When two people tap out a simple rhythm together, they choose different strategies to synchronize. Sometimes one person becomes a leader, and the other becomes a follower, and sometimes there is no leader at all. These strategies can be explained using a simple mathematical equation, shown by researchers from the DNRF’s Center for Music in the Brain at Aarhus University. The study was published in the scientific journal PLOS Computational Biology.
Most people interact with others daily, and often, we effortlessly synchronize our movements with others’ movements across various kinds of interactions. However, a rather simple interaction such as tapping out a rhythm with others is shown to be quite complex.
According to a new study from the DNRF’s Center for Music in the Brain (MIB) at Aarhus University, there are fundamental strategies as to how people synchronize when tapping out rhythms together. The answer lies in a simple mathematical equation. Behind the study are post-doc Ole Heggli, post-doc Joana Cabral, Professor Morten Kringelbach, and head of center Peter Vuust from MIB, together with Ivana Konvalinka, assistant professor at the Technical University of Denmark. The study was recently published in the scientific journal PLOS Computational Biology.
Two different strategies can be used to coordinate movements when two people tap out the same rhythm together. For instance, one person can choose to be a leader and thereby force the other person to be a follower. Or, both persons can choose to follow each other at the same time.

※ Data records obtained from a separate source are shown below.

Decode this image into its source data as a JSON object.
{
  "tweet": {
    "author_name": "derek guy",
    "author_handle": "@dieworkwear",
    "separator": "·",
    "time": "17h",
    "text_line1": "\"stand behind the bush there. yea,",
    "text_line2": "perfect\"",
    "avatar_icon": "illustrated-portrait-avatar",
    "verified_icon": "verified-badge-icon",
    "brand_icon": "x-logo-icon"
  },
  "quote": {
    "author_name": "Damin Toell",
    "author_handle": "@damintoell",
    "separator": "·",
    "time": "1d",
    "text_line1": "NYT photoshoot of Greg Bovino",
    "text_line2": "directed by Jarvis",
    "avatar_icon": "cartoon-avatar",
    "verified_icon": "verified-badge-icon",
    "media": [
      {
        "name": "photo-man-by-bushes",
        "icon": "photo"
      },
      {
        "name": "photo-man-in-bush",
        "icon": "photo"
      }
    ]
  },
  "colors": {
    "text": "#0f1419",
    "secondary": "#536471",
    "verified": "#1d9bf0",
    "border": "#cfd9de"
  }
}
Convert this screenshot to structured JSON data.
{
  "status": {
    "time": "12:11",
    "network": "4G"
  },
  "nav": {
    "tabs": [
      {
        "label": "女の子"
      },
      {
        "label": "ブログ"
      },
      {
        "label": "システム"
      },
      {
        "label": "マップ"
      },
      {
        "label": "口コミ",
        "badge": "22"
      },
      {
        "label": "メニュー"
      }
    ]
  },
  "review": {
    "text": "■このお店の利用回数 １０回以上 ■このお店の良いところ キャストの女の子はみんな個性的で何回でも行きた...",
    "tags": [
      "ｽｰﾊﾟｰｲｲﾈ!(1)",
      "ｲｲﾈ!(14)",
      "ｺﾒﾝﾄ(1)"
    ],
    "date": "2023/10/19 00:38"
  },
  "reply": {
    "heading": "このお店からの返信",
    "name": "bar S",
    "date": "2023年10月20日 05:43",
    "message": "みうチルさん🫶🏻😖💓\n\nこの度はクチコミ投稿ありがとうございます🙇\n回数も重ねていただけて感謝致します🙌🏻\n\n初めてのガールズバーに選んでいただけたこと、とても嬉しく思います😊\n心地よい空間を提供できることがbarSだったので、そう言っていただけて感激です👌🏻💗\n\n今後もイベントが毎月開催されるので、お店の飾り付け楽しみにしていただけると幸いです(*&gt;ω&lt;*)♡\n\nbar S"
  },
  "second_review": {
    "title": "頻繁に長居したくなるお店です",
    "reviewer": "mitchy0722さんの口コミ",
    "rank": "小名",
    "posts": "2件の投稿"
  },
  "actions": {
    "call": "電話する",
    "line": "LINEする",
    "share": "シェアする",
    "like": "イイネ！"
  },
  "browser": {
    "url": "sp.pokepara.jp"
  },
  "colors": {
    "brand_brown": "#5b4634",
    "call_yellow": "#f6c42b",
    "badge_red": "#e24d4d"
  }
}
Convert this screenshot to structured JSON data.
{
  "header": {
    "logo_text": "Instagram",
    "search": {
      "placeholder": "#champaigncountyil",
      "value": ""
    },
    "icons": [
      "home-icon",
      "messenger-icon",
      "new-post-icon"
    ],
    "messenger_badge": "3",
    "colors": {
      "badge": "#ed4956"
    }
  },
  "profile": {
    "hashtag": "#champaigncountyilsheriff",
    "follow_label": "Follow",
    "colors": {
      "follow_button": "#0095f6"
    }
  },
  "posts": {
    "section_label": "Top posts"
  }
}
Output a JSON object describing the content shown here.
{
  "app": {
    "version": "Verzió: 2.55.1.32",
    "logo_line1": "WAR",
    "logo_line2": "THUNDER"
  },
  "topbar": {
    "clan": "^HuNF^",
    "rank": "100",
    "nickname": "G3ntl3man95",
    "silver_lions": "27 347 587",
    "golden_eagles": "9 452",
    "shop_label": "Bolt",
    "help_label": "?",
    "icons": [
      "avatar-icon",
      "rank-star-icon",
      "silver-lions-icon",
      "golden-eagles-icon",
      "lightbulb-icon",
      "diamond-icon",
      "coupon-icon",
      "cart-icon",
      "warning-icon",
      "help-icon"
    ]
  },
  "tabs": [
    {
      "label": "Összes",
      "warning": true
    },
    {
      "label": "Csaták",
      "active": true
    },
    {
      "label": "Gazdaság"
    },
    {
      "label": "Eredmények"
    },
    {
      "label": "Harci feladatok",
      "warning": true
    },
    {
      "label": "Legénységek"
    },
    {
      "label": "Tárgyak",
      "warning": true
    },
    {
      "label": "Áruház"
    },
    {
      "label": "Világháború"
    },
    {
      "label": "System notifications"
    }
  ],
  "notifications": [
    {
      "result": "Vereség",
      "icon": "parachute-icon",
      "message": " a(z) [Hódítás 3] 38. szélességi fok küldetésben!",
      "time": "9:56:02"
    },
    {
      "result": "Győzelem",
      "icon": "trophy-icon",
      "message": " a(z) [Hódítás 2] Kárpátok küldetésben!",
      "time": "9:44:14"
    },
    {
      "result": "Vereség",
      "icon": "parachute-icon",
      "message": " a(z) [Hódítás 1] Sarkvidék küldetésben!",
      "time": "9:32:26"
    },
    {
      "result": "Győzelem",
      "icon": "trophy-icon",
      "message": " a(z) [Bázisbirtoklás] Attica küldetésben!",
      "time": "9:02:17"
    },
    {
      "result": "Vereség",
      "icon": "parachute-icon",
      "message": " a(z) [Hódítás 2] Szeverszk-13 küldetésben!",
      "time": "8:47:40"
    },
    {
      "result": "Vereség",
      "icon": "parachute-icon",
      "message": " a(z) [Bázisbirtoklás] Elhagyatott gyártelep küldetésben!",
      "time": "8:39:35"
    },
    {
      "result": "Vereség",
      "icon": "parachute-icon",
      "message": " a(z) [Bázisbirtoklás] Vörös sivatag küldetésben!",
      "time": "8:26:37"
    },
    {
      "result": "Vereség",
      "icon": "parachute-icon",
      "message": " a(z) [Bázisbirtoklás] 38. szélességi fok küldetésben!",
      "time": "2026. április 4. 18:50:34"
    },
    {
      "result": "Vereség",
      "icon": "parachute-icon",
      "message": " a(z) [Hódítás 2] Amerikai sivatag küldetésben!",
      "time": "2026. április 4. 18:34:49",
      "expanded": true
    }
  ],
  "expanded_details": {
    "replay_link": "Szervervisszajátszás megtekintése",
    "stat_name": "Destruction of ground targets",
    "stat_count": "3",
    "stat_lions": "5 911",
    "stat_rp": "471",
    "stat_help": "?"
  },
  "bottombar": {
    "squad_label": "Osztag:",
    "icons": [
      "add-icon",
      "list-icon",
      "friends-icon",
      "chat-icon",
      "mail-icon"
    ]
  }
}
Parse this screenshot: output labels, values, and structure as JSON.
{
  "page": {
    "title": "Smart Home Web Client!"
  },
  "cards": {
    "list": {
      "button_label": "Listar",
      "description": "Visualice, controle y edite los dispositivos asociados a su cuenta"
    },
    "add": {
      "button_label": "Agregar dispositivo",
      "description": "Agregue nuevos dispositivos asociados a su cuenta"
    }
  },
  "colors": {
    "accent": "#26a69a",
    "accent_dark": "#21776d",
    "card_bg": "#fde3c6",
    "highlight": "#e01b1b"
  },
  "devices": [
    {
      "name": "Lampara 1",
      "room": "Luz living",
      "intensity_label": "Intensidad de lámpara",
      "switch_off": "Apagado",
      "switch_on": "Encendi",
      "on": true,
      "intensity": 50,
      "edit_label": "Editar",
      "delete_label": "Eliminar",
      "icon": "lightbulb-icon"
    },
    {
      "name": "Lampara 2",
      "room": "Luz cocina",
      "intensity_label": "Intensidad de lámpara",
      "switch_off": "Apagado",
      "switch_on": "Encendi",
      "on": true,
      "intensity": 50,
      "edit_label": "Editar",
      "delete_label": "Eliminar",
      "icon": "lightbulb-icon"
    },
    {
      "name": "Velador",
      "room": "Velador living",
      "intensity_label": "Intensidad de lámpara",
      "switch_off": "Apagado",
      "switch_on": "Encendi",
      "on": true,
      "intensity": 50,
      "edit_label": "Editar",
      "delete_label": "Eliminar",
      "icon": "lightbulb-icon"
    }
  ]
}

“In very rare cases we may also see two persons both trying to be a leader, for instance, by pairing a drummer with another drummer,” said Heggli, who is the lead author behind the study.
According to the researchers, these different synchronization strategies occur because of differences in how people decode and use the information coming from the person with whom they are tapping out a rhythm. To test this hypothesis, the research team from MIB and the Technical University of Denmark built a computer model using a simple mathematical equation using so-called coupled oscillators. Coupled oscillations are used to describe repetitive processes, such as the movement of your finger when tapping out a rhythm. With this computer model, the research team made a comparative study where data created by the model were compared with data from real people tapping together.
“The key difference between previous studies and this one is that we used two oscillators for each person, rather than just one,” said post-doc Heggli.
Using data from more than one person, the researchers constructed a model that more precisely reproduces what happens in the brain when people tap together.
The results from the interdisciplinary study showed that the different synchronization strategies vary depending on how people treat information coming from one another. If both parts are attentive to each other, they tend to follow one another simultaneously, whereas a so-called leader-follower interaction occurs when one person is not attentive to the other.
The results are important in providing more information on human interaction and how we can improve them in the future.